The Magazine is attached to The Serpentine Galleries in Hyde Park. The name is a reference from the history of the building, which was originally built in 1805 to store gunpowder, and became the Serpentine Sackler Art Gallery in September 2013. The restaurant is located in an annex to the main building, and was built by the famous architectural firm of Zaha Hadid, known for her use of curves and flowing shapes in her designs. The restaurant space is striking, with floor to ceiling windows and a white roof that appears to be oozing over the walls. The dining room is airy and has plenty of natural light, the tables well spaced.
The head chef is Oliver Lange, a German cook interested in the food of Japan, and the menu is a fusion of western and Japanese food styles. Mr Lange worked previously at Frankfurt restaurant Silk, and was apparently in the kitchen today. The wine list had just over 60 labels and ranged in price from £22 to £915, with a median price of £45. Mark-ups averaged around 3.2 times the retail price, which is far from cheap though not the worst in central London. Example bottles were Haystack Journey’s End Chardonnay 2010 at £34.50 for a wine that you can find in the high street for £11, Fouassier Grand Champs 2012 at £55 compared to a retail price of £16, and Chateau La Tour Pibran 2009 at £82 for a wine that you can find in a shop for £22.

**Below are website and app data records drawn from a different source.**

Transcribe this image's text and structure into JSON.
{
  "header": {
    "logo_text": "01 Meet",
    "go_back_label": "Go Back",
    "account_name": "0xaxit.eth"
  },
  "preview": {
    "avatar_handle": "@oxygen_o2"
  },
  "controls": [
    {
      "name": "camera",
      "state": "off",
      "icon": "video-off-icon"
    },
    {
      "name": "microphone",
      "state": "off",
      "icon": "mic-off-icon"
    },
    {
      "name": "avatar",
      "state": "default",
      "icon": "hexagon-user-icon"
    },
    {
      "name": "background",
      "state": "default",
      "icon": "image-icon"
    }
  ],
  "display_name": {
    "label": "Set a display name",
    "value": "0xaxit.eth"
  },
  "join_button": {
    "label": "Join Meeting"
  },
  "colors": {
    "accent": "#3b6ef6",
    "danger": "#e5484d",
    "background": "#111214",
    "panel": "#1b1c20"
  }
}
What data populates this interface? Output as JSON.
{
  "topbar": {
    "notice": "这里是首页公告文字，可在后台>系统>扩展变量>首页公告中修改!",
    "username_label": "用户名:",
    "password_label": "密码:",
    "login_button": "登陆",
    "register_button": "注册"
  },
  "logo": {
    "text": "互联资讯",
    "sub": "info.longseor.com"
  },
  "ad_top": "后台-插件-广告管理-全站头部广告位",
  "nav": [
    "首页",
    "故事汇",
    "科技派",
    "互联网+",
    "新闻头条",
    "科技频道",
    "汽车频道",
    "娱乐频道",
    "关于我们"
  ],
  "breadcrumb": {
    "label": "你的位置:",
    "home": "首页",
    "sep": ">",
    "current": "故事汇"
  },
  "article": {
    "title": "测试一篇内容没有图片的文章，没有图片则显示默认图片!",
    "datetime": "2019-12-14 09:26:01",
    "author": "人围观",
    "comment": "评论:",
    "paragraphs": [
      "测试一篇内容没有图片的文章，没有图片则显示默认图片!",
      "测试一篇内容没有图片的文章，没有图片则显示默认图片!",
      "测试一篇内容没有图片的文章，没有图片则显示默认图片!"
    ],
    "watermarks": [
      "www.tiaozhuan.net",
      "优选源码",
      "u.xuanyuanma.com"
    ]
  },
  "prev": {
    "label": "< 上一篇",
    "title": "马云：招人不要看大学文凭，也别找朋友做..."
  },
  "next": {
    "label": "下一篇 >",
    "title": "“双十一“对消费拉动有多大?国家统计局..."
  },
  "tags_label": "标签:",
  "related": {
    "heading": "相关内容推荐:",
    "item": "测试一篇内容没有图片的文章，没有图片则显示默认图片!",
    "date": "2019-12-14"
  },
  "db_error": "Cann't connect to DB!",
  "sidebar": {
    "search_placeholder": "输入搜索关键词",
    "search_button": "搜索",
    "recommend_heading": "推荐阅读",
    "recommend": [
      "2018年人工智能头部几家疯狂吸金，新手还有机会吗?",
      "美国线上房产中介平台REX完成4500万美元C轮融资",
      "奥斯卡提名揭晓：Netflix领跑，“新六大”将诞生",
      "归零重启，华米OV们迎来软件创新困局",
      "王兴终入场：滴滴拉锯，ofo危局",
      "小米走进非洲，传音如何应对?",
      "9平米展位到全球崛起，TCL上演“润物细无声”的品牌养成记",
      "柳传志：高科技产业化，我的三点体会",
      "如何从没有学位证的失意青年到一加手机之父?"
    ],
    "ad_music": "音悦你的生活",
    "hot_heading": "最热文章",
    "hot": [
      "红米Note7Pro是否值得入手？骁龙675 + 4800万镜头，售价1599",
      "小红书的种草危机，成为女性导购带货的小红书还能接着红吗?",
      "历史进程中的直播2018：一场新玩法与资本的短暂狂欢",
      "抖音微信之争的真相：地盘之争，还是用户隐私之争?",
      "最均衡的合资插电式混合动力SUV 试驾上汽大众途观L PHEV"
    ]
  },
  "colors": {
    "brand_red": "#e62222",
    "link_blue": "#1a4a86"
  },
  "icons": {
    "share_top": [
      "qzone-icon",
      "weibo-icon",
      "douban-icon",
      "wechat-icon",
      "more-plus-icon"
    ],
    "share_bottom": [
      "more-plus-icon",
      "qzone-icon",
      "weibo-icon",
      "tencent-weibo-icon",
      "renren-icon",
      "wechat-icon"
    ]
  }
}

Tuna tartare was topped with salmon roe and garnished with puffed rice, spring onions and garlic crisps, with a sauce of mirin, sake and cardamom. This worked well with its contrasting textures, the seasoning of the tuna pleasantly bold (easily 13/20).
Donburi means “bowl”, and here involved pork belly grilled and finished in the oven, above a layer of thin shirataki (“white waterfall”) noodles made from yam, itself atop a layer of rice. On the side was a slow-cooked duck egg with a garnish of red onion powder, along with pickled ginger and cucumber on the side. The pork belly avoided too much fattiness, the noodles had good texture and the pickled elements provided useful balancing sharpness (14/20).
A plate of assorted sushi was very much modern in style rather than traditional. I was pleased to see real wasabi root, grated at the table, instead of the cheaper powder or paste that so many London places try and get away with. Spicy salmon with avocado and cream cheese was deep fried and served warm. Lobster tempura came with figs and carpaccio of beef with a lobster reduction and crisp rosemary garnish. Smoked trout with shiso (perilla) sushi came with sun-dried tomato and roasted nuts. Hamachi tartare came with mango and crisp ginger, and fried quail egg sushi was garnished with truffle pesto. Finally, crisp green asparagus was deep fried wrapped in nori, with rice smoked salmon and a reduction of tofu and a garnish of fennel and crumbled lavender. This came with a soy jelly rather than the usual soy sauce. This was all very elaborate, but didn’t entirely work for me. A cardinal rule of sushi is that the rice should be served at body temperature, yet the sushi rice here (except for the fried element) was fridge-cold. This was peculiar given the chef’s evident interest in this cuisine. In such a seasonal cuisine as Japanese it was also strange to see asparagus in November (12/20).
For dessert, mango and pineapple came with a little shanso (a Japanese pepper), shortbread, custard and meringue. The pepper was a bold idea but I thought it worked surprisingly well, adding a subtle hint of heat that worked fine with the tropical fruits (14/20).
Coffee was from Caravan and was mild and pleasant. Service was friendly, the waiter very helpful. The bill at lunch was £33 a head with just water to drink. If you went for dinner and shared a modest bottle of wine then a realistic all-in bill might be around £70 or so per head. Although some dishes worked better than others, overall I enjoyed Magazine. The chef is clearly going for originality, but mostly retained a good balance of flavours in his dishes. This quite modern food feels appropriate in the spaceship-like building.